Upper Murray Family Care
$30,000 donated in first of three installments

From humble beginnings in 1979, Upper Murray Family Care has grown into a vibrant and diverse organisation, with a primary goal of strengthening, nurturing and caring for children and families throughout North East Victoria and the Upper Murray. They are an independent, non-government, community managed agency, offering a range of quality services that are responsive to the varying needs of communities extending from the cities of Albury, Wodonga, Wangaratta and Benalla, to townships throughout the Towong, Mansfield, Alpine and Indigo shires.

Albury Wodonga Youth Emergency Services (YES Unlimited)
$20,000 donated

YES Unlimited is all about investing in people and building better communities. They are a not-forprofit, community-based organisation and have been delivering a range of services and support in Albury and surrounding areas for more than 35 years, including accommodation and homelessness services, therapeutic services and a youth resource centre. Their team of over 30 staff are passionate about our community, and believe that everyone should have access to the resources, knowledge and support they need to thrive.

Bluearth Active Schools Program
$10,000 donated to three schools

Bluearth Active Schools Program delivers programs throughout Australia in urban, rural and remote communities to show the value of movement and create positive experiences in activity.

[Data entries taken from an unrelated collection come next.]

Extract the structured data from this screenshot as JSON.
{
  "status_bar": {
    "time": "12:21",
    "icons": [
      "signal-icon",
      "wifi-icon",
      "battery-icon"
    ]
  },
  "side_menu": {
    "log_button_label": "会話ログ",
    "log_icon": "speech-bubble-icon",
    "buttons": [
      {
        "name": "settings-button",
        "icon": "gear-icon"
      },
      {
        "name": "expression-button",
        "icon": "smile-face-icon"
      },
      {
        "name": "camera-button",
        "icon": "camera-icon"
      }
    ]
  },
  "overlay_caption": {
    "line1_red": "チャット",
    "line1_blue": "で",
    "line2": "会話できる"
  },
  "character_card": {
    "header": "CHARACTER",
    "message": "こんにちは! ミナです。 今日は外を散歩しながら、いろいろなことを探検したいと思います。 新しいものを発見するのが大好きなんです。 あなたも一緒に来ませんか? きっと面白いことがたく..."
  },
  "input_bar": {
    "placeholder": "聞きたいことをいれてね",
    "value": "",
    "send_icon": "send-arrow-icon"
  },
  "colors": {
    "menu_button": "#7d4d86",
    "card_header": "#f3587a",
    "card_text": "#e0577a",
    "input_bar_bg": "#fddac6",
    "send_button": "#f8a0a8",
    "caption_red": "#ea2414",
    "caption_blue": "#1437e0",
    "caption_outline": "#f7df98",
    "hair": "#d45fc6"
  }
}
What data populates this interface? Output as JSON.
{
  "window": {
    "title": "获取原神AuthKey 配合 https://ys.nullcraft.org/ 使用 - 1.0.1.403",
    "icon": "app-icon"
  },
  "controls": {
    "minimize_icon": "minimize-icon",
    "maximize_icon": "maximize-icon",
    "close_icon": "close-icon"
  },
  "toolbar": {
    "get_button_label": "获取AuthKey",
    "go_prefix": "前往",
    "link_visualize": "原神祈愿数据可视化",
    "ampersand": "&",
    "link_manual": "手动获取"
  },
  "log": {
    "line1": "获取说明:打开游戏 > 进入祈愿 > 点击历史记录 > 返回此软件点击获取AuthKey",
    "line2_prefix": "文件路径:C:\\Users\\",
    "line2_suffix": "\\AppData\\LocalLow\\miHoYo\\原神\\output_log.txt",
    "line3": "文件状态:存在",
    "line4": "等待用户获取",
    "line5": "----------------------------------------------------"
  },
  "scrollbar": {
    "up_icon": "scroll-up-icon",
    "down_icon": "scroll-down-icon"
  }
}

Their work with schools, teachers, parents and carers highlights how they can encourage and nurture children to be active every day, enabling them to reach their full potential. This year, SS&A Albury donated $5,000 to St Anne’s Primary School, $2,500 to Lavington East Public School and $2,500 to Belvoir Special School to enable them to secure the program.

Albury Wodonga Regional Food Share
$20,000 donated

Albury Wodonga Regional Food Share is the logistical solution to food insecurity in our region. They work collaboratively to maximise the volume and nutritional quality of food for local people in need. They rescue food on a mass scale by operating a first-class warehouse in Wodonga that receives, sorts, stores and distributes rescued food with the help of a growing team of volunteers. They share rescued food and meals with welfare agencies, schools and neighbourhood houses in the Albury Wodonga region to give to people that would otherwise go hungry.